*Disclosure – This post is sponsored by Future Health Biobank*
I’ll be completely honest with you, before Future Health Biobank got in touch with me I had no idea about stem cell collection and why it could be so important, not just for Carrie, but for Aria too.
Once I had heard from them I went on to research why I would want to store the stem cells from my baby’s umbilical cord. I was amazed to discover that the stem cells found in cord blood can be used to treat over 85 diseases including cancerous blood disorders such as leukaemia, and genetic blood diseases like Fanconi anaemia.
Obviously I hope that we will never need to access our store of stem cell blood, but it really does give me peace of mind that should we ever find ourselves in that awful position we wouldn’t have to wait and hope for a donor, we would be secure in the knowledge that we had a guaranteed match ready, waiting to go. There is also a 25% chance that it will be a match for Aria, or any future siblings (not that there will be any!).
The stem cell collection was super easy to set up, once I had read and signed the paper work (all via email) they arranged for my kit to be sent out to me and gave me the details of my personal phlebotomist who would call me to get everything set up. My phlebotomist just so happened to call me whilst I was in labour and on my way to the hospital, talk about timing! We arranged for her to come to the hospital along with her emergency kit as mine hadn’t yet arrived. Once we were sure that Carrie was well on her way the phlebotomist made her way to the hospital to collect the stem cells and take my blood samples.
The whole process is simple, once you’ve signed your contract Future Health Biobank send you the collection kit, all you need to do is take it to the hospital and call your phlebotomist to let them know when you are in labour. I signed up to the process just a few days before giving birth and as a result my box hadn’t arrived when I went into labour, but this didn’t matter as I was able to request an emergency kit from my phlebotomist.
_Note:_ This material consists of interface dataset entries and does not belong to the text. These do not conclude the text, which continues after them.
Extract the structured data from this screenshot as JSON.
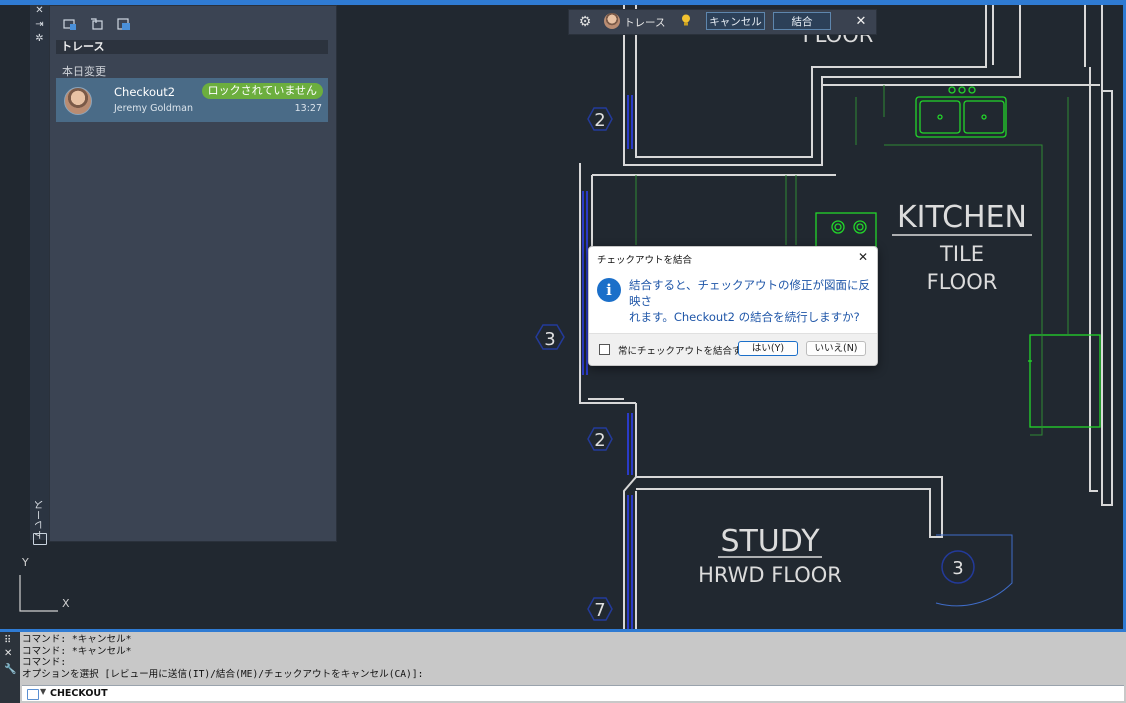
{
  "palette": {
    "title": "トレース",
    "strip_title": "トレース",
    "section_label": "本日変更",
    "items": [
      {
        "name": "Checkout2",
        "user": "Jeremy Goldman",
        "time": "13:27",
        "status": "ロックされていません"
      }
    ]
  },
  "trace_toolbar": {
    "label": "トレース",
    "cancel_label": "キャンセル",
    "merge_label": "結合"
  },
  "dialog": {
    "title": "チェックアウトを結合",
    "message_line1": "結合すると、チェックアウトの修正が図面に反映さ",
    "message_line2": "れます。Checkout2 の結合を続行しますか?",
    "checkbox_label": "常にチェックアウトを結合する",
    "yes_label": "はい(Y)",
    "no_label": "いいえ(N)"
  },
  "drawing": {
    "room_labels": [
      "KITCHEN",
      "TILE",
      "FLOOR",
      "STUDY",
      "HRWD FLOOR",
      "FLOOR"
    ],
    "tag_numbers": [
      "2",
      "3",
      "2",
      "7",
      "3"
    ],
    "ucs_x": "X",
    "ucs_y": "Y"
  },
  "command": {
    "history": [
      "コマンド: *キャンセル*",
      "コマンド: *キャンセル*",
      "コマンド:",
      "オプションを選択 [レビュー用に送信(IT)/結合(ME)/チェックアウトをキャンセル(CA)]:"
    ],
    "current": "CHECKOUT"
  },
  "colors": {
    "canvas_bg": "#212830",
    "accent": "#2f7bd3",
    "wall": "#d8d8d8",
    "fixture": "#22d62a",
    "status_badge": "#6cae3e",
    "tag_border": "#233a9a"
  }
}
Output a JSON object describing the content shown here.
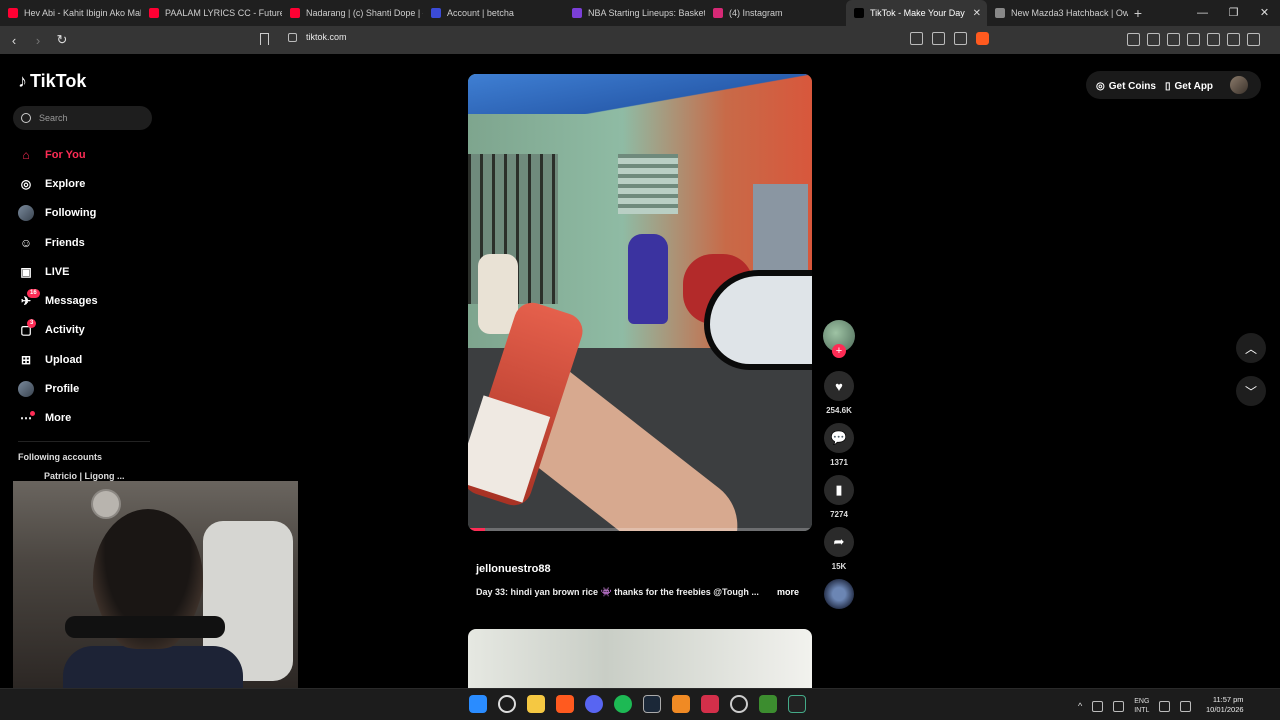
{
  "browser": {
    "tabs": [
      {
        "label": "Hev Abi - Kahit Ibigin Ako Mal",
        "color": "#ff0033"
      },
      {
        "label": "PAALAM LYRICS CC - Future Th",
        "color": "#ff0033"
      },
      {
        "label": "Nadarang | (c) Shanti Dope | #",
        "color": "#ff0033"
      },
      {
        "label": "Account | betcha",
        "color": "#3b4bd8"
      },
      {
        "label": "NBA Starting Lineups: Basketb",
        "color": "#7b3fd8"
      },
      {
        "label": "(4) Instagram",
        "color": "#d62976"
      },
      {
        "label": "TikTok - Make Your Day",
        "color": "#000000",
        "active": true
      },
      {
        "label": "New Mazda3 Hatchback | Own",
        "color": "#888888"
      }
    ],
    "url": "tiktok.com"
  },
  "sidebar": {
    "logo": "TikTok",
    "search_placeholder": "Search",
    "items": [
      {
        "label": "For You",
        "icon": "home-icon",
        "glyph": "⌂",
        "active": true
      },
      {
        "label": "Explore",
        "icon": "compass-icon",
        "glyph": "◎"
      },
      {
        "label": "Following",
        "icon": "avatar-icon",
        "glyph": ""
      },
      {
        "label": "Friends",
        "icon": "friends-icon",
        "glyph": "☺"
      },
      {
        "label": "LIVE",
        "icon": "live-icon",
        "glyph": "▣"
      },
      {
        "label": "Messages",
        "icon": "message-icon",
        "glyph": "✈",
        "badge": "16"
      },
      {
        "label": "Activity",
        "icon": "activity-icon",
        "glyph": "▢",
        "badge": "3"
      },
      {
        "label": "Upload",
        "icon": "upload-icon",
        "glyph": "⊞"
      },
      {
        "label": "Profile",
        "icon": "profile-icon",
        "glyph": ""
      },
      {
        "label": "More",
        "icon": "more-icon",
        "glyph": "⋯",
        "dot": true
      }
    ],
    "following_title": "Following accounts",
    "following_accounts": [
      "Patricio | Ligong ..."
    ]
  },
  "header": {
    "get_coins": "Get Coins",
    "get_app": "Get App"
  },
  "video": {
    "author": "jellonuestro88",
    "caption": "Day 33: hindi yan brown rice 👾 thanks for the freebies @Tough ...",
    "more": "more",
    "progress": 0.05,
    "likes": "254.6K",
    "comments": "1371",
    "saves": "7274",
    "shares": "15K"
  },
  "taskbar": {
    "lang_top": "ENG",
    "lang_bottom": "INTL",
    "time": "11:57 pm",
    "date": "10/01/2026"
  }
}
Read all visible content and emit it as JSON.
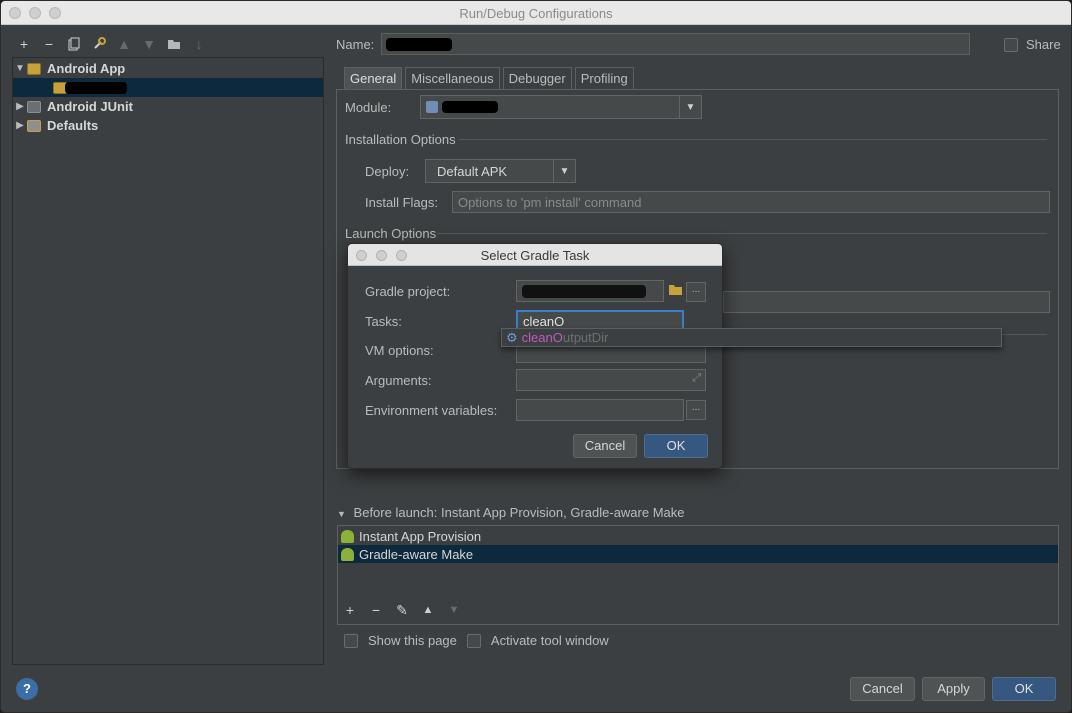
{
  "window": {
    "title": "Run/Debug Configurations"
  },
  "left_toolbar": {
    "buttons": [
      "+",
      "−",
      "copy",
      "wrench",
      "up",
      "down",
      "folder",
      "sort"
    ]
  },
  "tree": {
    "items": [
      {
        "label": "Android App",
        "expanded": true,
        "selected": false
      },
      {
        "label": "",
        "redacted": true,
        "selected": true
      },
      {
        "label": "Android JUnit",
        "expanded": false
      },
      {
        "label": "Defaults",
        "expanded": false
      }
    ]
  },
  "header": {
    "name_label": "Name:",
    "share_label": "Share"
  },
  "tabs": [
    {
      "label": "General",
      "active": true
    },
    {
      "label": "Miscellaneous",
      "active": false
    },
    {
      "label": "Debugger",
      "active": false
    },
    {
      "label": "Profiling",
      "active": false
    }
  ],
  "general": {
    "module_label": "Module:",
    "installation_options_label": "Installation Options",
    "deploy_label": "Deploy:",
    "deploy_value": "Default APK",
    "install_flags_label": "Install Flags:",
    "install_flags_placeholder": "Options to 'pm install' command",
    "launch_options_label": "Launch Options"
  },
  "before_launch": {
    "header": "Before launch: Instant App Provision, Gradle-aware Make",
    "items": [
      {
        "label": "Instant App Provision",
        "selected": false
      },
      {
        "label": "Gradle-aware Make",
        "selected": true
      }
    ],
    "toolbar": [
      "+",
      "−",
      "edit",
      "up",
      "down"
    ],
    "show_page_label": "Show this page",
    "activate_tool_window_label": "Activate tool window"
  },
  "footer": {
    "help_label": "?",
    "cancel_label": "Cancel",
    "apply_label": "Apply",
    "ok_label": "OK"
  },
  "dialog": {
    "title": "Select Gradle Task",
    "gradle_project_label": "Gradle project:",
    "tasks_label": "Tasks:",
    "tasks_value": "cleanO",
    "vm_options_label": "VM options:",
    "arguments_label": "Arguments:",
    "env_vars_label": "Environment variables:",
    "browse_label": "...",
    "cancel_label": "Cancel",
    "ok_label": "OK"
  },
  "autocomplete": {
    "match": "cleanO",
    "rest": "utputDir"
  },
  "colors": {
    "background": "#3c3f41",
    "selection": "#0d293e",
    "primary_button": "#365880",
    "match_highlight": "#c25abf"
  }
}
The collection didn’t interfere with my birth at all, we were still able to carry out delayed cord clamping and, apart from taking some blood from me, I hardly noticed that the phlebotomist was there. Once the phlebotomist had done what she had to do she placed everything back into the box and made her way. All that was left was for us to text the courier to arrange for collection of the box. The kit needs to be kept at room temperature so storing it isn’t a problem.
Ever since Carrie’s stem cells were collected Future Health Biobank have kept us updated via phone and email with the results. We have received confirmation that Carrie’s umbilical cord blood sample has been processed, cryopreserved and stored successfully. Unfortunately Carrie’s cord tissue wasn’t viable, they think that this was due to the fact that there was a knot in her umbilical cord.
As well as storing the blood they also screened Carrie’s sample for coeliac disease, lactose intolerance, medication-induced deafness and the bitter-taste test; we now know that Carrie has a high risk for developing a gluten intolerance so we will be bringing this up at her six week Doctors appointment.
Knowing that we have made this step to safeguard Carrie, and quite possibly Aria’s, futures is a huge relief to us.